Make the masks

The process of producing the facial mask begins with the thin material on large coils fed into a machine that welds three layers of the product into one; sets the front of the masks; and inserts its metallic line or nose thread. The machine then cuts the fabric and spits out the masks faster than an ATM.

Face masks are cut by a machine and spit out faster than an ATM. The ultrasound machine welds three layers of the material into one, crimps the front of the masks and inserts the metal line, or nose, into the mask.

Michael Wayland | CNBC

A worker at the end of the line performs a quick product check, followed by a more thorough inspection at another workstation. At full speed, the machine can produce 40,000 per shift, according to the Portuguese.

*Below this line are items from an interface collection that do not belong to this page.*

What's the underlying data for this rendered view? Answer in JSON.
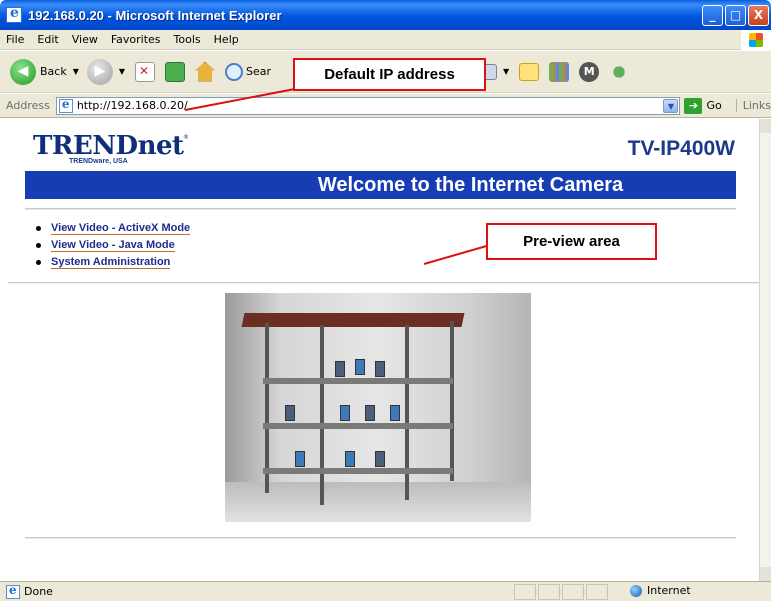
{
  "window": {
    "title": "192.168.0.20 - Microsoft Internet Explorer",
    "buttons": {
      "minimize": "_",
      "maximize": "□",
      "close": "X"
    }
  },
  "menu": [
    "File",
    "Edit",
    "View",
    "Favorites",
    "Tools",
    "Help"
  ],
  "toolbar": {
    "back_label": "Back",
    "search_label": "Sear"
  },
  "address_bar": {
    "label": "Address",
    "url": "http://192.168.0.20/",
    "go_label": "Go",
    "links_label": "Links"
  },
  "page": {
    "brand": "TRENDnet",
    "brand_tagline": "TRENDware, USA",
    "brand_reg": "®",
    "model": "TV-IP400W",
    "welcome": "Welcome to the Internet Camera",
    "nav_links": [
      "View Video - ActiveX Mode",
      "View Video - Java Mode",
      "System Administration"
    ]
  },
  "status_bar": {
    "text": "Done",
    "zone": "Internet"
  },
  "annotations": {
    "ip_callout": "Default IP address",
    "preview_callout": "Pre-view area",
    "color": "#dd1111"
  },
  "colors": {
    "title_bar": "#0056e0",
    "welcome_bar": "#173db5",
    "brand": "#0f2f7a",
    "link": "#1f2c8a"
  }
}
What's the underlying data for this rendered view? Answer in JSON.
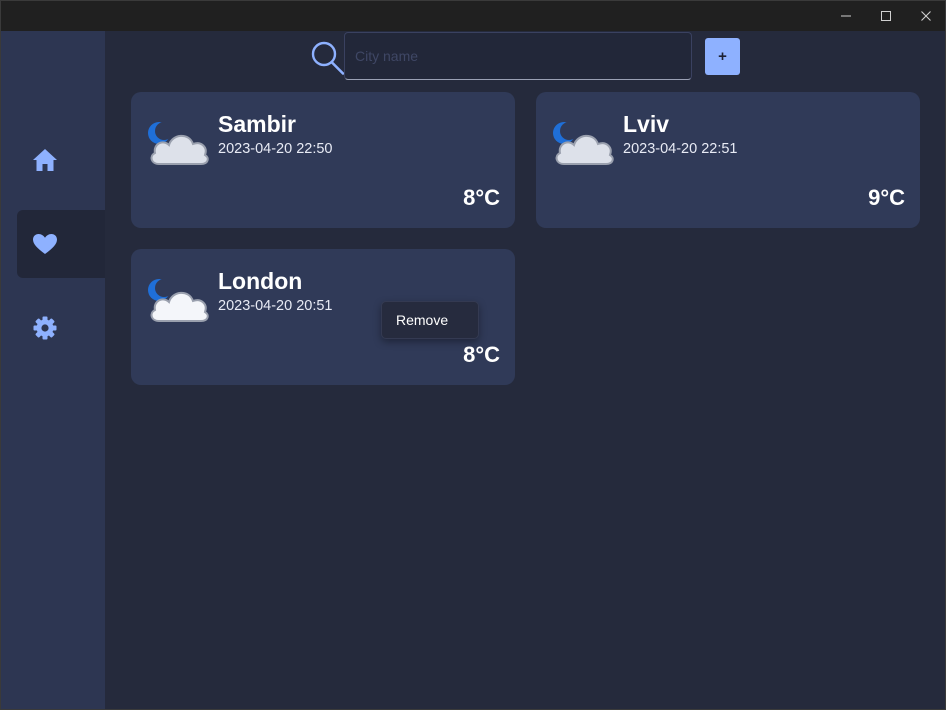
{
  "window": {
    "controls": {
      "minimize_icon": "minimize-icon",
      "maximize_icon": "maximize-icon",
      "close_icon": "close-icon"
    }
  },
  "sidebar": {
    "items": [
      {
        "icon": "home-icon",
        "active": false
      },
      {
        "icon": "heart-icon",
        "active": true
      },
      {
        "icon": "gear-icon",
        "active": false
      }
    ]
  },
  "search": {
    "placeholder": "City name",
    "value": "",
    "add_label": "+"
  },
  "cities": [
    {
      "name": "Sambir",
      "time": "2023-04-20 22:50",
      "temp": "8°C",
      "icon": "moon-cloud-icon"
    },
    {
      "name": "Lviv",
      "time": "2023-04-20 22:51",
      "temp": "9°C",
      "icon": "moon-cloud-icon"
    },
    {
      "name": "London",
      "time": "2023-04-20 20:51",
      "temp": "8°C",
      "icon": "moon-cloud-icon"
    }
  ],
  "context_menu": {
    "items": [
      "Remove"
    ]
  },
  "colors": {
    "background": "#252a3c",
    "sidebar": "#2d3652",
    "card": "#303a58",
    "accent": "#8eb1ff",
    "moon": "#1f6fd8"
  }
}
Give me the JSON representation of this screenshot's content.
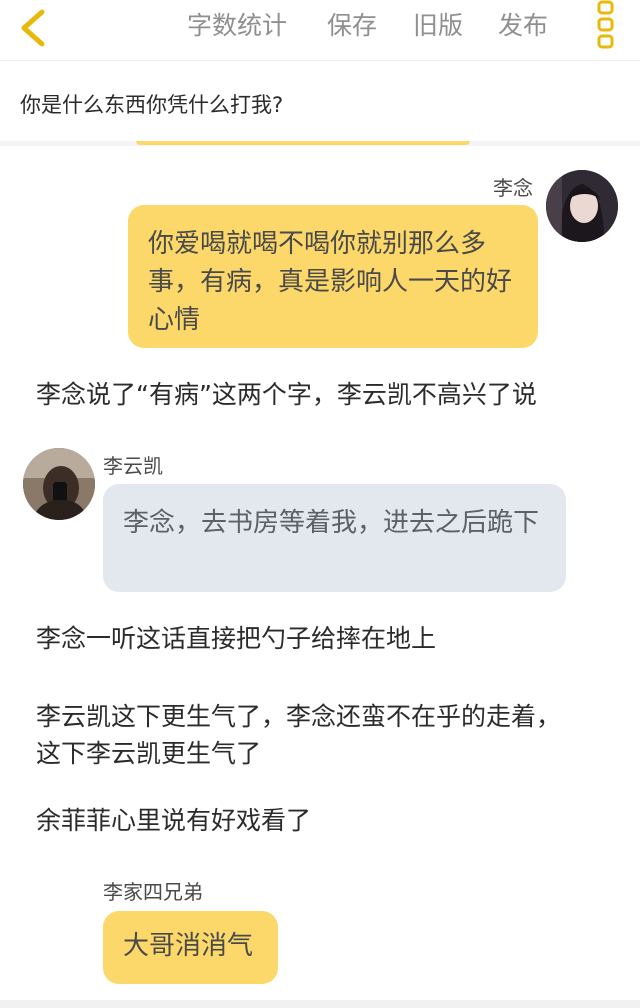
{
  "toolbar": {
    "word_count": "字数统计",
    "save": "保存",
    "old_version": "旧版",
    "publish": "发布",
    "accent_color": "#e8b90a"
  },
  "chapter": {
    "title": "你是什么东西你凭什么打我?"
  },
  "messages": [
    {
      "type": "chat",
      "side": "right",
      "name": "李念",
      "text": "你爱喝就喝不喝你就别那么多事，有病，真是影响人一天的好心情",
      "bubble_color": "#fcd86a"
    },
    {
      "type": "narration",
      "text": "李念说了“有病”这两个字，李云凯不高兴了说"
    },
    {
      "type": "chat",
      "side": "left",
      "name": "李云凯",
      "text": "李念，去书房等着我，进去之后跪下",
      "bubble_color": "#e3e8ef"
    },
    {
      "type": "narration",
      "text": "李念一听这话直接把勺子给摔在地上"
    },
    {
      "type": "narration",
      "text": "李云凯这下更生气了，李念还蛮不在乎的走着，这下李云凯更生气了"
    },
    {
      "type": "narration",
      "text": "余菲菲心里说有好戏看了"
    },
    {
      "type": "chat",
      "side": "left",
      "name": "李家四兄弟",
      "text": "大哥消消气",
      "bubble_color": "#fcd86a"
    }
  ]
}
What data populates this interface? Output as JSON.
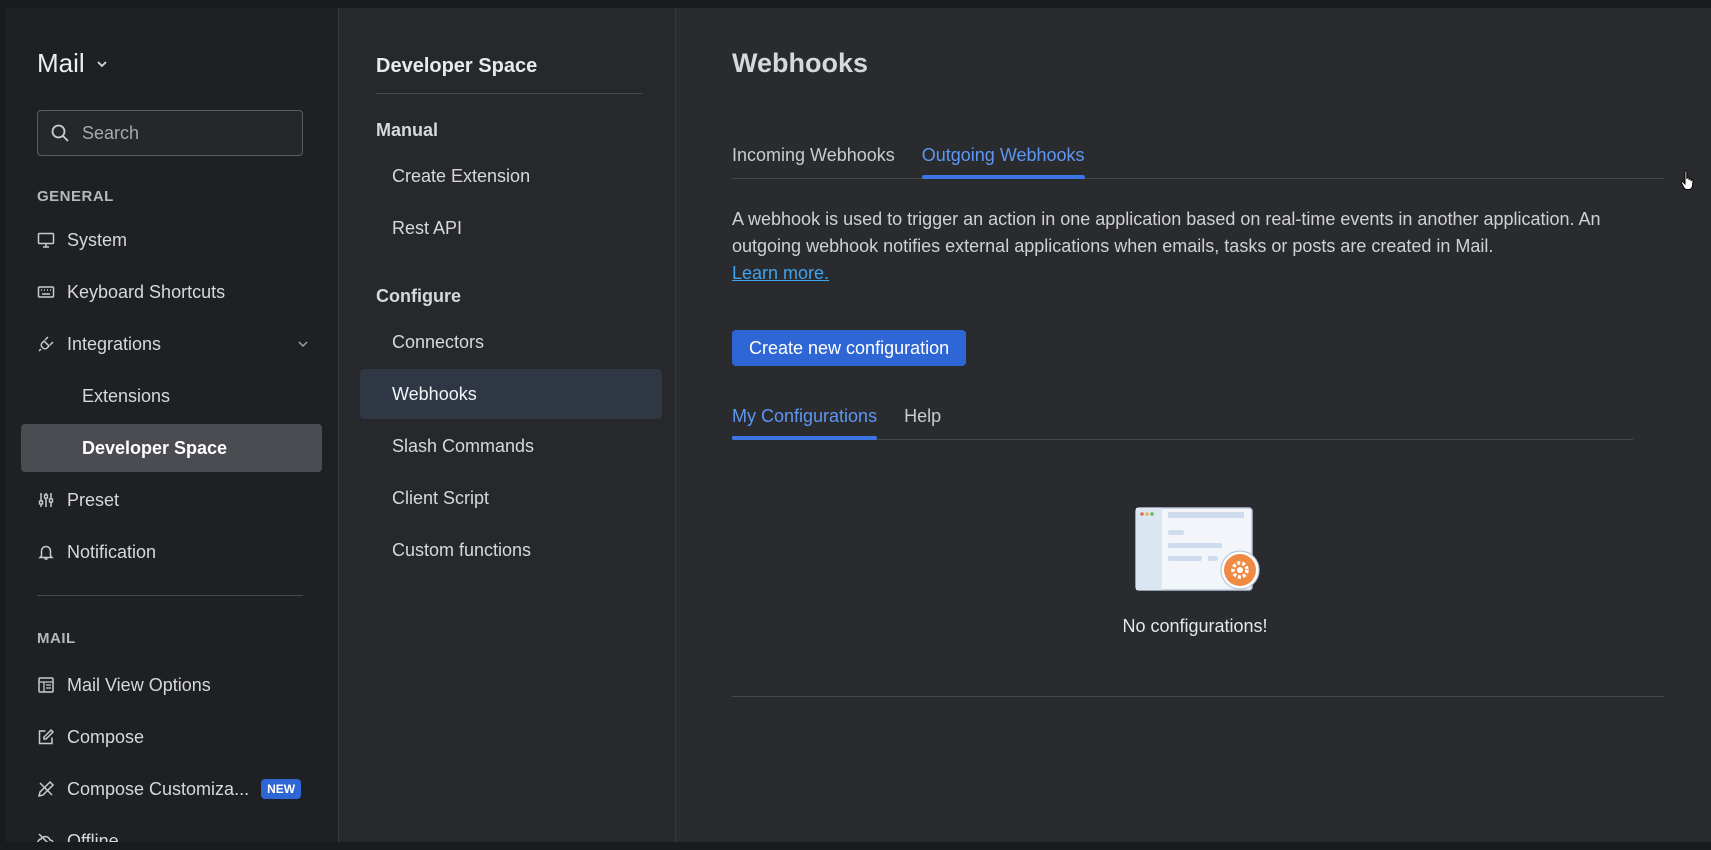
{
  "app": {
    "title": "Mail"
  },
  "search": {
    "placeholder": "Search"
  },
  "sidebar": {
    "general_label": "GENERAL",
    "mail_label": "MAIL",
    "items": [
      {
        "label": "System",
        "icon": "monitor-icon"
      },
      {
        "label": "Keyboard Shortcuts",
        "icon": "keyboard-icon"
      },
      {
        "label": "Integrations",
        "icon": "plug-icon"
      },
      {
        "label": "Extensions"
      },
      {
        "label": "Developer Space"
      },
      {
        "label": "Preset",
        "icon": "sliders-icon"
      },
      {
        "label": "Notification",
        "icon": "bell-icon"
      }
    ],
    "mail_items": [
      {
        "label": "Mail View Options",
        "icon": "layout-icon"
      },
      {
        "label": "Compose",
        "icon": "edit-icon"
      },
      {
        "label": "Compose Customiza...",
        "icon": "tools-icon",
        "badge": "NEW"
      },
      {
        "label": "Offline",
        "icon": "cloud-off-icon"
      }
    ]
  },
  "mid": {
    "title": "Developer Space",
    "group_manual": "Manual",
    "group_configure": "Configure",
    "manual_items": [
      "Create Extension",
      "Rest API"
    ],
    "configure_items": [
      "Connectors",
      "Webhooks",
      "Slash Commands",
      "Client Script",
      "Custom functions"
    ]
  },
  "main": {
    "title": "Webhooks",
    "tabs": [
      "Incoming Webhooks",
      "Outgoing Webhooks"
    ],
    "description": "A webhook is used to trigger an action in one application based on real-time events in another application. An outgoing webhook notifies external applications when emails, tasks or posts are created in Mail.",
    "learn_more": "Learn more.",
    "create_button": "Create new configuration",
    "subtabs": [
      "My Configurations",
      "Help"
    ],
    "empty_text": "No configurations!"
  },
  "colors": {
    "accent": "#2f66d6",
    "link": "#3ea4f0",
    "active_tab": "#5d97f2"
  }
}
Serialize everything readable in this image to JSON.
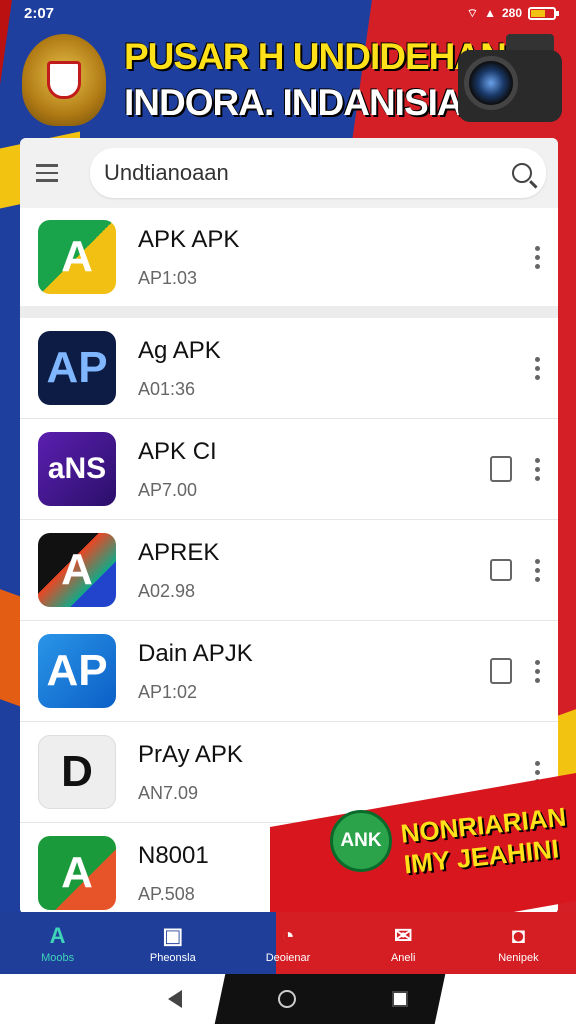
{
  "status_bar": {
    "time": "2:07",
    "battery_text": "280"
  },
  "header": {
    "title_line1": "PUSAR H UNDIDEHAN",
    "title_line2": "INDORA. INDANISIA"
  },
  "search": {
    "value": "Undtianoaan",
    "placeholder": ""
  },
  "apps": [
    {
      "name": "APK APK",
      "sub": "AP1:03",
      "icon_text": "A"
    },
    {
      "name": "Ag APK",
      "sub": "A01:36",
      "icon_text": "AP"
    },
    {
      "name": "APK CI",
      "sub": "AP7.00",
      "icon_text": "aNS"
    },
    {
      "name": "APREK",
      "sub": "A02.98",
      "icon_text": "A"
    },
    {
      "name": "Dain APJK",
      "sub": "AP1:02",
      "icon_text": "AP"
    },
    {
      "name": "PrAy APK",
      "sub": "AN7.09",
      "icon_text": "D"
    },
    {
      "name": "N8001",
      "sub": "AP.508",
      "icon_text": "A"
    }
  ],
  "promo": {
    "badge": "ANK",
    "line1": "NONRIARIAN",
    "line2": "IMY JEAHINI"
  },
  "bottom_nav": [
    {
      "label": "Moobs",
      "icon": "apps-icon"
    },
    {
      "label": "Pheonsla",
      "icon": "box-icon"
    },
    {
      "label": "Deoienar",
      "icon": "compass-icon"
    },
    {
      "label": "Aneli",
      "icon": "mail-icon"
    },
    {
      "label": "Nenipek",
      "icon": "bag-icon"
    }
  ],
  "colors": {
    "accent": "#3fd3b8",
    "blue": "#1e3e9a",
    "red": "#d41e24",
    "yellow": "#ffe11a"
  }
}
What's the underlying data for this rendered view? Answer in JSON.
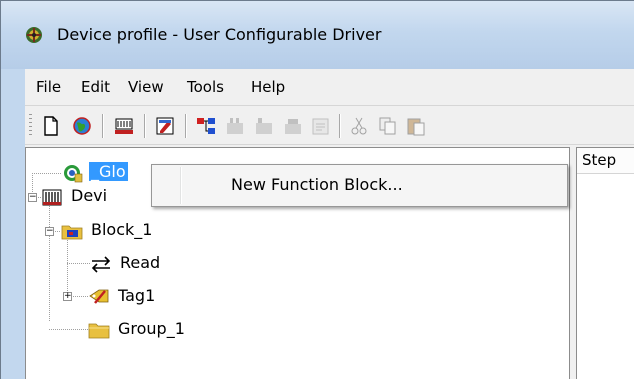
{
  "window": {
    "title": "Device profile - User Configurable Driver",
    "app_icon": "config-gear-icon"
  },
  "menubar": {
    "items": [
      "File",
      "Edit",
      "View",
      "Tools",
      "Help"
    ]
  },
  "toolbar": {
    "buttons": [
      {
        "icon": "new-document-icon",
        "enabled": true
      },
      {
        "icon": "globe-icon",
        "enabled": true
      },
      {
        "icon": "device-icon",
        "enabled": true
      },
      {
        "icon": "edit-properties-icon",
        "enabled": true
      },
      {
        "icon": "tree-structure-icon",
        "enabled": true
      },
      {
        "icon": "block-icon",
        "enabled": false
      },
      {
        "icon": "block-icon-2",
        "enabled": false
      },
      {
        "icon": "block-icon-3",
        "enabled": false
      },
      {
        "icon": "properties-icon",
        "enabled": false
      },
      {
        "icon": "cut-icon",
        "enabled": false
      },
      {
        "icon": "copy-icon",
        "enabled": false
      },
      {
        "icon": "paste-icon",
        "enabled": false
      }
    ]
  },
  "tree": {
    "nodes": [
      {
        "label": "_Glo",
        "icon": "globe-node-icon",
        "selected": true
      },
      {
        "label": "Devi",
        "icon": "device-node-icon",
        "expander": "−"
      },
      {
        "label": "Block_1",
        "icon": "block-folder-icon",
        "expander": "−"
      },
      {
        "label": "Read",
        "icon": "read-arrows-icon"
      },
      {
        "label": "Tag1",
        "icon": "tag-icon",
        "expander": "+"
      },
      {
        "label": "Group_1",
        "icon": "group-folder-icon"
      }
    ]
  },
  "right_panel": {
    "column_header": "Step"
  },
  "context_menu": {
    "items": [
      "New Function Block..."
    ]
  }
}
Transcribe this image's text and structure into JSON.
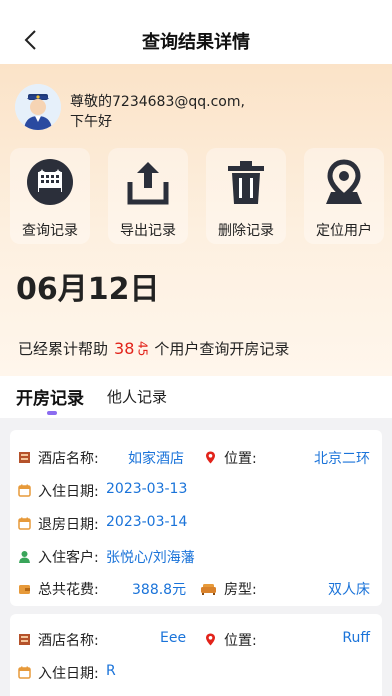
{
  "nav": {
    "title": "查询结果详情"
  },
  "user": {
    "greeting_line1": "尊敬的7234683@qq.com,",
    "greeting_line2": "下午好"
  },
  "actions": [
    {
      "label": "查询记录",
      "icon": "hotel-icon"
    },
    {
      "label": "导出记录",
      "icon": "export-icon"
    },
    {
      "label": "删除记录",
      "icon": "trash-icon"
    },
    {
      "label": "定位用户",
      "icon": "location-icon"
    }
  ],
  "date": "06月12日",
  "stats": {
    "prefix": "已经累计帮助",
    "count": "38",
    "count_tail": "45",
    "suffix": "个用户查询开房记录"
  },
  "tabs": {
    "active": "开房记录",
    "other": "他人记录"
  },
  "labels": {
    "hotel": "酒店名称:",
    "location": "位置:",
    "checkin": "入住日期:",
    "checkout": "退房日期:",
    "guests": "入住客户:",
    "cost": "总共花费:",
    "room_type": "房型:"
  },
  "records": [
    {
      "hotel": "如家酒店",
      "location": "北京二环",
      "checkin": "2023-03-13",
      "checkout": "2023-03-14",
      "guests": "张悦心/刘海藩",
      "cost": "388.8元",
      "room_type": "双人床"
    },
    {
      "hotel": "Eee",
      "location": "Ruff",
      "checkin": "R"
    }
  ],
  "colors": {
    "accent": "#1a73d9",
    "highlight": "#e2231a",
    "indicator": "#8b6cf0"
  }
}
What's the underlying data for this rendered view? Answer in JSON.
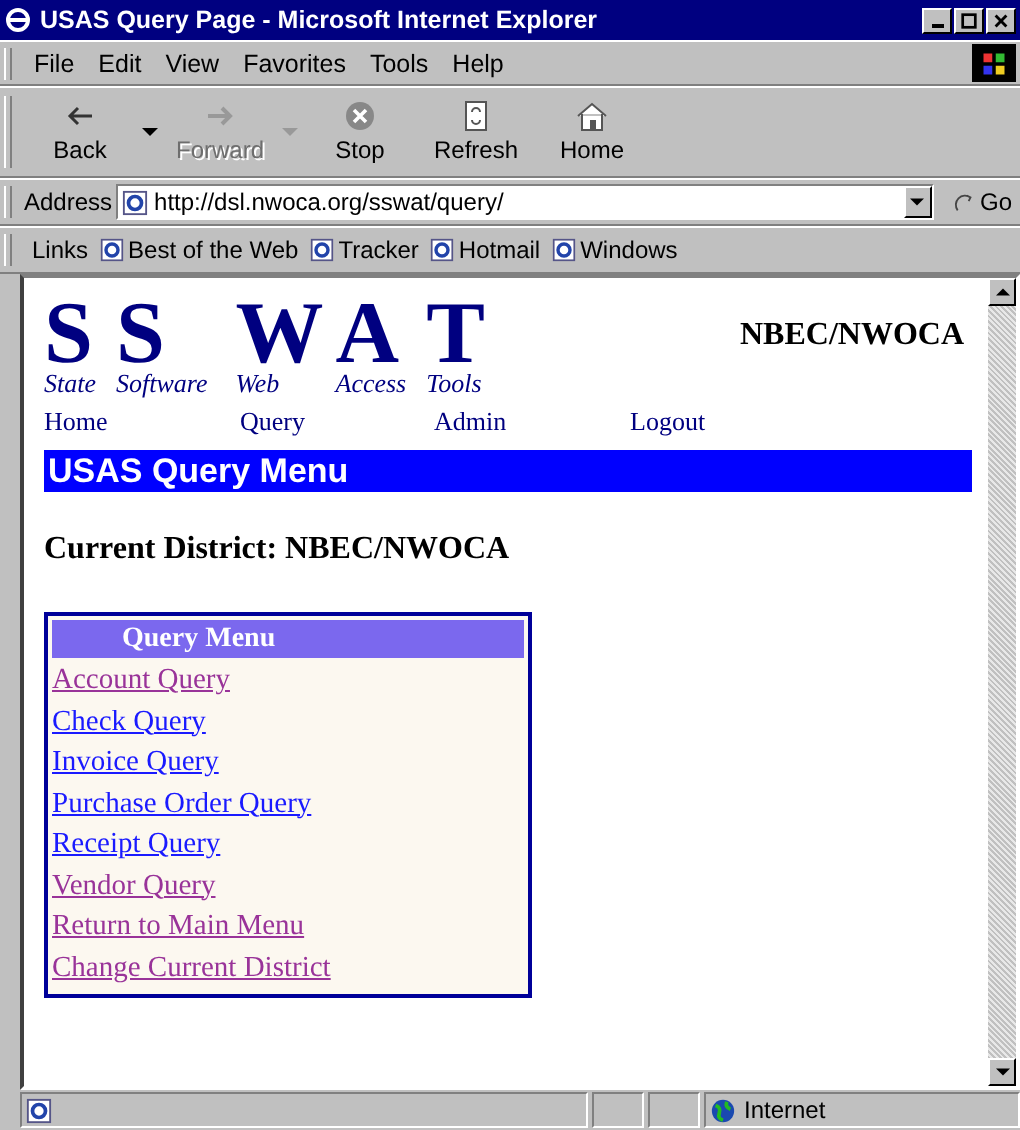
{
  "window": {
    "title": "USAS Query Page - Microsoft Internet Explorer"
  },
  "menu": [
    "File",
    "Edit",
    "View",
    "Favorites",
    "Tools",
    "Help"
  ],
  "toolbar": [
    {
      "label": "Back",
      "kind": "back",
      "disabled": false
    },
    {
      "label": "Forward",
      "kind": "forward",
      "disabled": true
    },
    {
      "label": "Stop",
      "kind": "stop",
      "disabled": false
    },
    {
      "label": "Refresh",
      "kind": "refresh",
      "disabled": false
    },
    {
      "label": "Home",
      "kind": "home",
      "disabled": false
    }
  ],
  "address": {
    "label": "Address",
    "value": "http://dsl.nwoca.org/sswat/query/",
    "go": "Go"
  },
  "links": {
    "label": "Links",
    "items": [
      "Best of the Web",
      "Tracker",
      "Hotmail",
      "Windows"
    ]
  },
  "page": {
    "logo": [
      {
        "letter": "S",
        "word": "State"
      },
      {
        "letter": "S",
        "word": "Software"
      },
      {
        "letter": "W",
        "word": "Web"
      },
      {
        "letter": "A",
        "word": "Access"
      },
      {
        "letter": "T",
        "word": "Tools"
      }
    ],
    "org": "NBEC/NWOCA",
    "nav": [
      "Home",
      "Query",
      "Admin",
      "Logout"
    ],
    "banner": "USAS Query Menu",
    "district": "Current District: NBEC/NWOCA",
    "menu_title": "Query Menu",
    "menu_links": [
      {
        "label": "Account Query",
        "visited": true
      },
      {
        "label": "Check Query",
        "visited": false
      },
      {
        "label": "Invoice Query",
        "visited": false
      },
      {
        "label": "Purchase Order Query",
        "visited": false
      },
      {
        "label": "Receipt Query",
        "visited": false
      },
      {
        "label": "Vendor Query",
        "visited": true
      },
      {
        "label": "Return to Main Menu",
        "visited": true
      },
      {
        "label": "Change Current District",
        "visited": true
      }
    ]
  },
  "status_bar": {
    "zone": "Internet"
  }
}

From there, the masks are lined with small plastic tubs and workers laser weld the earrings on the masks, which is one of the most laborious parts of the process.

Currently, employees have to weld the four corners individually by pressing a pedal, much like a sewing machine works, on the floor. An indicator light indicates when each weld is complete. Soon, the company hopes to be able to perform two welds at a time with new machines still under test.

One of the hardest parts of the process is a GM worker laser welding the earrings on the face masks.

Michael Wayland | CNBC

To encourage employees to work quickly, each person receives a metal cog for 100 full face masks during a shift. Portuguese said double welding machines are expected to significantly increase welding production. Some workers can produce up to 300 masks in an hour, he said.

There is another quality control for each batch of 100 masks, which are then stored in boxes or sterilization rooms. Two of the sterilization units were donated by the Philadelphia Flyers and an equipment manager for the Detroit Red Wings. The machines are generally used to sterilize equipment in hockey.

Once sterilized, 10 masks are placed in a bagging machine which also puts instructions and precautions with the GM logo on the bags for shipping.

Once the masks are sterilized, they are placed in groups of 10 in a bagging machine which also puts instructions, precautions and the GM logo on the shipping bags.

Michael Wayland | CNBC

One of the efforts GM committed to during the coronavirus pandemic, which has shut down manufacturing in the United States since mid-March, is the production of face masks.

GM manufactures other personal protective equipment, including latex-free face shields, protective gowns and aerosol cans. It also produces intensive care ventilators in partnership with Washington-based Ventec Life Systems at a factory in Kokomo, Indiana.

The automaker plans to produce around 600 fans by the end of this week, according to Johnson of GM. He said the company was on the verge of delivering 30,000 fans for the national stock by the end of August.

“There is a mixed emotion. Obviously, no one is happy with the Covid-19 virus and many lives are affected and concerned about the health and well-being of all, “said Johnson. “Likewise, I’m extremely proud of what I see as the teams come together here in incredible time… It’s inspiring. “

In less than a week, GM converted 31,000 square feet of the 2.7 million square foot plant, which was decommissioned last year, from production of mask transmissions to first responders and workers from health at the forefront of the fight against the coronavirus pandemic.

Michael Wayland / CNBC

LEAVE A REPLY

Please enter your comment!
Please enter your name here